In an AEI symposium of conservative women, participants cheered the toughness and courage of the New York firemen and policemen of Sept. 11 and the valor and strength of the American soldiers of Afghanistan and Iraq. Observed one of them: "Bill Clinton was virile - in a sleazy way." George W., on the other hand, exhibits a "contained channeled virility," displaying testosterone and camaraderie on the deck of the USS Abraham Lincoln.
These women lament the loss of chivalry in daily life. A mother among them recalls that when she was pregnant and riding the subway every day, a man rarely stood to offer her his seat.
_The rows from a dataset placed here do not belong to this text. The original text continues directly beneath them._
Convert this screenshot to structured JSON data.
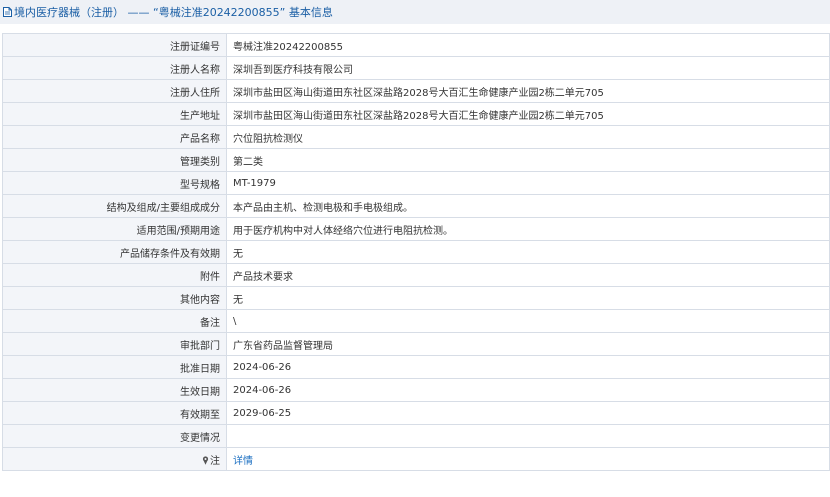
{
  "header": {
    "title": "境内医疗器械（注册） —— “粤械注准20242200855” 基本信息"
  },
  "rows": [
    {
      "label": "注册证编号",
      "value": "粤械注准20242200855"
    },
    {
      "label": "注册人名称",
      "value": "深圳吾到医疗科技有限公司"
    },
    {
      "label": "注册人住所",
      "value": "深圳市盐田区海山街道田东社区深盐路2028号大百汇生命健康产业园2栋二单元705"
    },
    {
      "label": "生产地址",
      "value": "深圳市盐田区海山街道田东社区深盐路2028号大百汇生命健康产业园2栋二单元705"
    },
    {
      "label": "产品名称",
      "value": "穴位阻抗检测仪"
    },
    {
      "label": "管理类别",
      "value": "第二类"
    },
    {
      "label": "型号规格",
      "value": "MT-1979"
    },
    {
      "label": "结构及组成/主要组成成分",
      "value": "本产品由主机、检测电极和手电极组成。"
    },
    {
      "label": "适用范围/预期用途",
      "value": "用于医疗机构中对人体经络穴位进行电阻抗检测。"
    },
    {
      "label": "产品储存条件及有效期",
      "value": "无"
    },
    {
      "label": "附件",
      "value": "产品技术要求"
    },
    {
      "label": "其他内容",
      "value": "无"
    },
    {
      "label": "备注",
      "value": "\\"
    },
    {
      "label": "审批部门",
      "value": "广东省药品监督管理局"
    },
    {
      "label": "批准日期",
      "value": "2024-06-26"
    },
    {
      "label": "生效日期",
      "value": "2024-06-26"
    },
    {
      "label": "有效期至",
      "value": "2029-06-25"
    },
    {
      "label": "变更情况",
      "value": ""
    }
  ],
  "note_row": {
    "label": "注",
    "link": "详情"
  },
  "colors": {
    "title": "#1b5fa5",
    "label_bg": "#f3f5f9",
    "border": "#d7dde6",
    "link": "#1b6fc2"
  },
  "icons": {
    "title_icon": "document-icon",
    "note_icon": "pin-icon"
  }
}
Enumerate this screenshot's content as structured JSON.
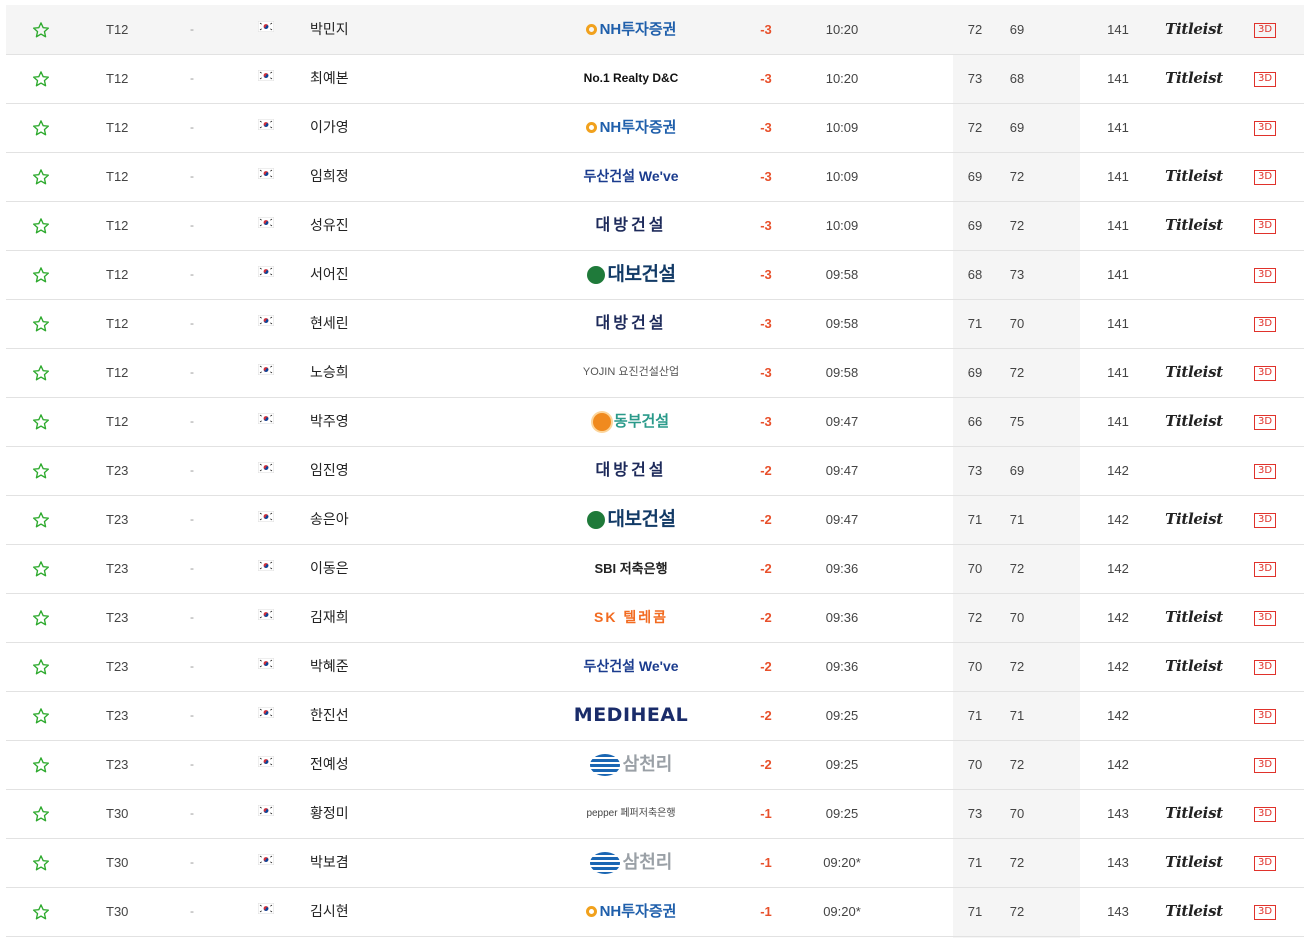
{
  "brand_colors": {
    "under_par": "#e8502b",
    "star": "#2eaa2e",
    "btn_3d": "#e0322b"
  },
  "rows": [
    {
      "rank": "T12",
      "move": "-",
      "name": "박민지",
      "sponsor": "NH투자증권",
      "sponsor_key": "nh",
      "to_par": "-3",
      "tee": "10:20",
      "r1": "72",
      "r2": "69",
      "total": "141",
      "equipment": "Titleist",
      "view3d": "3D"
    },
    {
      "rank": "T12",
      "move": "-",
      "name": "최예본",
      "sponsor": "No.1 Realty D&C",
      "sponsor_key": "no1",
      "to_par": "-3",
      "tee": "10:20",
      "r1": "73",
      "r2": "68",
      "total": "141",
      "equipment": "Titleist",
      "view3d": "3D"
    },
    {
      "rank": "T12",
      "move": "-",
      "name": "이가영",
      "sponsor": "NH투자증권",
      "sponsor_key": "nh",
      "to_par": "-3",
      "tee": "10:09",
      "r1": "72",
      "r2": "69",
      "total": "141",
      "equipment": "",
      "view3d": "3D"
    },
    {
      "rank": "T12",
      "move": "-",
      "name": "임희정",
      "sponsor": "두산건설 We've",
      "sponsor_key": "doosan",
      "to_par": "-3",
      "tee": "10:09",
      "r1": "69",
      "r2": "72",
      "total": "141",
      "equipment": "Titleist",
      "view3d": "3D"
    },
    {
      "rank": "T12",
      "move": "-",
      "name": "성유진",
      "sponsor": "대방건설",
      "sponsor_key": "daebang",
      "to_par": "-3",
      "tee": "10:09",
      "r1": "69",
      "r2": "72",
      "total": "141",
      "equipment": "Titleist",
      "view3d": "3D"
    },
    {
      "rank": "T12",
      "move": "-",
      "name": "서어진",
      "sponsor": "대보건설",
      "sponsor_key": "daebo",
      "to_par": "-3",
      "tee": "09:58",
      "r1": "68",
      "r2": "73",
      "total": "141",
      "equipment": "",
      "view3d": "3D"
    },
    {
      "rank": "T12",
      "move": "-",
      "name": "현세린",
      "sponsor": "대방건설",
      "sponsor_key": "daebang",
      "to_par": "-3",
      "tee": "09:58",
      "r1": "71",
      "r2": "70",
      "total": "141",
      "equipment": "",
      "view3d": "3D"
    },
    {
      "rank": "T12",
      "move": "-",
      "name": "노승희",
      "sponsor": "YOJIN 요진건설산업",
      "sponsor_key": "yojin",
      "to_par": "-3",
      "tee": "09:58",
      "r1": "69",
      "r2": "72",
      "total": "141",
      "equipment": "Titleist",
      "view3d": "3D"
    },
    {
      "rank": "T12",
      "move": "-",
      "name": "박주영",
      "sponsor": "동부건설",
      "sponsor_key": "dongbu",
      "to_par": "-3",
      "tee": "09:47",
      "r1": "66",
      "r2": "75",
      "total": "141",
      "equipment": "Titleist",
      "view3d": "3D"
    },
    {
      "rank": "T23",
      "move": "-",
      "name": "임진영",
      "sponsor": "대방건설",
      "sponsor_key": "daebang",
      "to_par": "-2",
      "tee": "09:47",
      "r1": "73",
      "r2": "69",
      "total": "142",
      "equipment": "",
      "view3d": "3D"
    },
    {
      "rank": "T23",
      "move": "-",
      "name": "송은아",
      "sponsor": "대보건설",
      "sponsor_key": "daebo",
      "to_par": "-2",
      "tee": "09:47",
      "r1": "71",
      "r2": "71",
      "total": "142",
      "equipment": "Titleist",
      "view3d": "3D"
    },
    {
      "rank": "T23",
      "move": "-",
      "name": "이동은",
      "sponsor": "SBI 저축은행",
      "sponsor_key": "sbi",
      "to_par": "-2",
      "tee": "09:36",
      "r1": "70",
      "r2": "72",
      "total": "142",
      "equipment": "",
      "view3d": "3D"
    },
    {
      "rank": "T23",
      "move": "-",
      "name": "김재희",
      "sponsor": "SK 텔레콤",
      "sponsor_key": "sk",
      "to_par": "-2",
      "tee": "09:36",
      "r1": "72",
      "r2": "70",
      "total": "142",
      "equipment": "Titleist",
      "view3d": "3D"
    },
    {
      "rank": "T23",
      "move": "-",
      "name": "박혜준",
      "sponsor": "두산건설 We've",
      "sponsor_key": "doosan",
      "to_par": "-2",
      "tee": "09:36",
      "r1": "70",
      "r2": "72",
      "total": "142",
      "equipment": "Titleist",
      "view3d": "3D"
    },
    {
      "rank": "T23",
      "move": "-",
      "name": "한진선",
      "sponsor": "MEDIHEAL",
      "sponsor_key": "mediheal",
      "to_par": "-2",
      "tee": "09:25",
      "r1": "71",
      "r2": "71",
      "total": "142",
      "equipment": "",
      "view3d": "3D"
    },
    {
      "rank": "T23",
      "move": "-",
      "name": "전예성",
      "sponsor": "삼천리",
      "sponsor_key": "samchully",
      "to_par": "-2",
      "tee": "09:25",
      "r1": "70",
      "r2": "72",
      "total": "142",
      "equipment": "",
      "view3d": "3D"
    },
    {
      "rank": "T30",
      "move": "-",
      "name": "황정미",
      "sponsor": "pepper 페퍼저축은행",
      "sponsor_key": "pepper",
      "to_par": "-1",
      "tee": "09:25",
      "r1": "73",
      "r2": "70",
      "total": "143",
      "equipment": "Titleist",
      "view3d": "3D"
    },
    {
      "rank": "T30",
      "move": "-",
      "name": "박보겸",
      "sponsor": "삼천리",
      "sponsor_key": "samchully",
      "to_par": "-1",
      "tee": "09:20*",
      "r1": "71",
      "r2": "72",
      "total": "143",
      "equipment": "Titleist",
      "view3d": "3D"
    },
    {
      "rank": "T30",
      "move": "-",
      "name": "김시현",
      "sponsor": "NH투자증권",
      "sponsor_key": "nh",
      "to_par": "-1",
      "tee": "09:20*",
      "r1": "71",
      "r2": "72",
      "total": "143",
      "equipment": "Titleist",
      "view3d": "3D"
    }
  ]
}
Charlotte Hays, a Mississippian, recalled her grandfather as the most masculine man in her life. "He supported seven children and never failed to stand when a woman came into the room."
Men were even more disdainful than the women of Al Gore as observed in the 2000 presidential campaign, reprieving some of the popular jests. Billy Crystal joked that Al Gore sounded like a "gay waiter." Harry Shearer, who does the voices for certain characters on "The Simpsons," said the former vice president sounded like a "gay robot."
Camille Paglia, the outspoken scholar of "sexual personae," was particularly vicious, judging that Al Gore's "prissy, lisping, Little Lord Fauntleroy persona . borders on epicene." Paglia, who appreciates men who act like men, calls masculinity "the most creative cultural force in history." She identifies the construction of America's beautifully constructed bridges as "sublime male poetry."
The panelists concluded that not only is "maleness" back in fashion among the nation's leadership, but that male aggression abetted and constrained by valor, honor and self-sacrifice is good for society. Kate O'Beirne, Washington editor of National Review, cut to the core. Answering Freud's famous question, "What do Women Want?" she offers an earthy rejoinder: "Women don't want a guy to feel their pain, they want a guy to clean the gutters."